Fatherless Children, A Consequence of Drug Addiction, Fathers and Prison

Fatherless ChildAccording to the principles behind the New Jersey Mandatory Drug Court Program, signed into active law on July 19, 2012 by N.J. governor Chris Christie, no life is disposable. Legislation S-881 establishes guidelines for helping individuals overcome drug addiction. The Program stands on the groundwork of fiscal and moral commonsense: Helping drug addicts reclaim their lives exceeds the performance of a warehouse prison system.

A fatherless child remains one of the worst consequences of drug addiction. The addicted adult ends up in prison. The child of the prisoner – rose to adulthood by a faulty system – ends up following suit. Addiction begets addiction. In the end, society reaps even greater fiscal and moral consequences.

Bureau of Justice Statistics (BJS)

A study initiated by the BJS reports on the issue of minors with incarcerated parents. The background study group includes parents in prison for sexual abuse, alcohol addiction, mental health, drug abuse and other complications. Primary points of notice include:

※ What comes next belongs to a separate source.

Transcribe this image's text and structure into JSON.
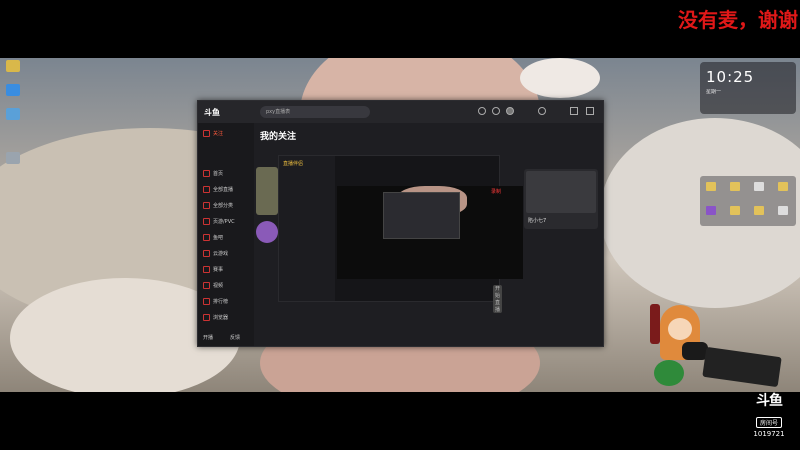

  • Over 744,000 fathers in prison
  • Over 65,000 mothers in prison
  • Over 1.5 million minor children left without a father, mother or both
  • Better than one quarter of the minor children are under four years old
  • 59% of the offenders with children are incarcerated on drug charges
  • Over 34% of the prisoners with children report a home background that includes drug and/or alcohol abuse by their parents or legal guardians.

Prison life is filled with frustration – even for those with strong minds, courageous hearts and the ability to focus on a promising future. If you are addicted to drugs, alcohol, sex or any other form of mental illness, don’t wait until help becomes part of a mandatory jail term. You need not live in torment. You need not let your children live without a father or without a mother.

It’s not easy to step into a drug rehabilitation and treatment program. But for happiness, self-control and the sake of your children, it is one of the most important decisions you will ever make.

Seek help now.

One Comment

  1. The system is faulty, but it comes from a rule of “One strike and you are out.” This rule has failed. Thankfully the justice system is being revised to correct some of attitudes and problems.

    Perhaps one day the cycle of parent in, child in will vanish.

    Keep up the good work.

Leave a Reply

Your email address will not be published. Required fields are marked *